Wednesday, April 17, 2024

Orlen’s New LNG Carriers

New LNG gas carriers “Józef Piłsudski” and “Ignacy Paderewski” owned by ORLEN group will start service in 2025 increasing the group’s LNG fleet to...

Majówka 2024

Interesting places to visit during the long May weekend in Poland. A mix of nature, history and active relaxation.Jura Krakowsko-CzestochowskaJura Krakowsko-Czestochowska (Kraków-Częstochowa Jurassic Region)...

Robotic Arm For Moon Missions

The European Space Agency’s project AGRONAUT is developing a multi-purpose Moon lander intended to support a broad range of missions, like supplies of cargo...

Reconnecting in a connected world – how to step out of loneliness

In this article, we delve into the phenomenon of expat loneliness in Poland, exploring practical strategies and insights to help individuals step out of...

Wage hikes hit 25-year high

Central Statistical Office (GUS) data show that wage growth remains rapid and has again exceeded economists' forecasts, while employment remains high and real wage...

History Repeats Itself.

It is often said that we should learn from history to avoid repeating the mistakes of the past. This has never been more appropriate given current events in the Middle East. The last world conflict cost the lives of over 60 million people – not something anyone would want to repeat.

Currently, on Netflix, there is a very popular show called ‘1670’ which is a satirical look at life in 17th-century Poland. Humorous, self-deprecating, and a good example of the Polish sense of humour. During an episode, there is a meeting of noblemen to vote on changes in legislature and one man uses his vote to block these changes – known as ‘liberum veto’.

A check on absolute rule

This parliamentary device was in force during the Polish–Lithuanian Commonwealth. It was a unanimous voting rule that allowed any member of the Sejm to force an immediate end to the current session and to nullify any legislation that had already been passed. Simply by shouting either ‘Sisto activitatem!’ (I stop the activity!) or ‘Nie pozwalam!’ (I do not allow!).

All of the Polish–Lithuanian noblemen were considered to be equal, therefore every measure that came before the Sejm had to be passed unanimously. The liberum veto was a key part of the political system, strengthening democratic elements and checking royal power. This was in contrast to the European-wide trend of having a strong executive or absolute monarchy.

Of course, this system also meant that if there was no agreement then nothing would be passed. It is viewed historically as a major cause of the deterioration of the Commonwealth political system when foreign powers bribed Sejm members to paralyse proceedings.

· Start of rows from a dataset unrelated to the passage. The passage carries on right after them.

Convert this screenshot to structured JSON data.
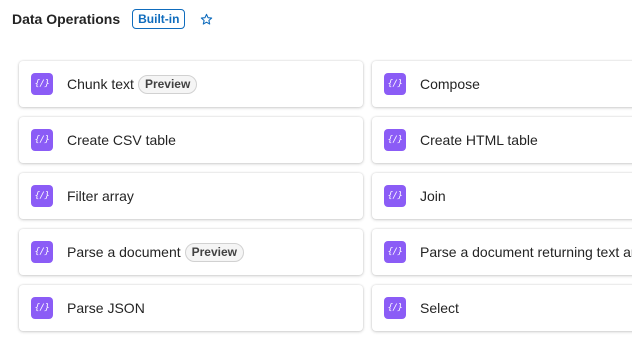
{
  "header": {
    "title": "Data Operations",
    "badge": "Built-in",
    "favorite_icon": "star-outline-icon"
  },
  "actions": [
    {
      "label": "Chunk text",
      "badge": "Preview"
    },
    {
      "label": "Compose",
      "badge": ""
    },
    {
      "label": "Create CSV table",
      "badge": ""
    },
    {
      "label": "Create HTML table",
      "badge": ""
    },
    {
      "label": "Filter array",
      "badge": ""
    },
    {
      "label": "Join",
      "badge": ""
    },
    {
      "label": "Parse a document",
      "badge": "Preview"
    },
    {
      "label": "Parse a document returning text and",
      "badge": ""
    },
    {
      "label": "Parse JSON",
      "badge": ""
    },
    {
      "label": "Select",
      "badge": ""
    }
  ],
  "icon": {
    "name": "data-operation-icon",
    "glyph": "{/}",
    "color": "#8b5cf6"
  },
  "colors": {
    "accent": "#0f6cbd",
    "icon_bg": "#8b5cf6"
  }
}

President Duda (a PIS supporter) recently used his presidential powers to veto a bill which the new coalition government under Donald Tusk wanted to pass. The bill would have increased the salaries of teachers which doesn’t seem like something many people would object to. Even so, Duda used his vote as more of a protest against the changes which are being implemented elsewhere, such as the state media – regarded as the former propaganda mouthpiece for the previous PIS administration. The blocked bill included PLN 3bn for public media.

Duda justified his lack of consent for the bill citing blatant violations of the Constitution and the principles of democratic law, referring to the changes within the former broadcaster which is being dismantled. The management of public media companies, who were receiving considerable salaries I may add, can only be dismissed by the National Media Council. This council was set up when PIS was in power and staffed by PIS party loyalists who turned public media into a propaganda outlet for PIS. A self-controlling circle.

Prime Minister Donald Tusk made a statement on the X social media platform to say that President Duda’s veto ‘blocks money for kindergarten teachers and new teachers while allowing pay rises for CEOs of state companies and agencies.’

Another tweeted, ‘President Andrzej Duda took four out of twelve Christmas Eve dishes from teachers. At the Christmas table, Poles will wonder whether he did it out of revenge or stupidity,’ a leader from the Left, Włodzimierz Czarzasty.

The clock is ticking …

Tusk is under pressure – his government needs to fulfil some of their election promises which included a 30% pay increase for teachers and a 20% pay increase for public sector employees. One big reason why Tusk is under such pressure to pass these bills for 2024, is that President Duda managed to stall Tusk’s coalition from taking power for two months after the elections.

It seems party politics and the ‘liberum veto’ are again at play in Poland with one man – the president – able to use his vote to prevent any changes that he or his party doesn’t agree with. 2024 is going to be a turbulent and difficult year for the coalition government – that is until the presidential elections in 2025 when things may change for the better.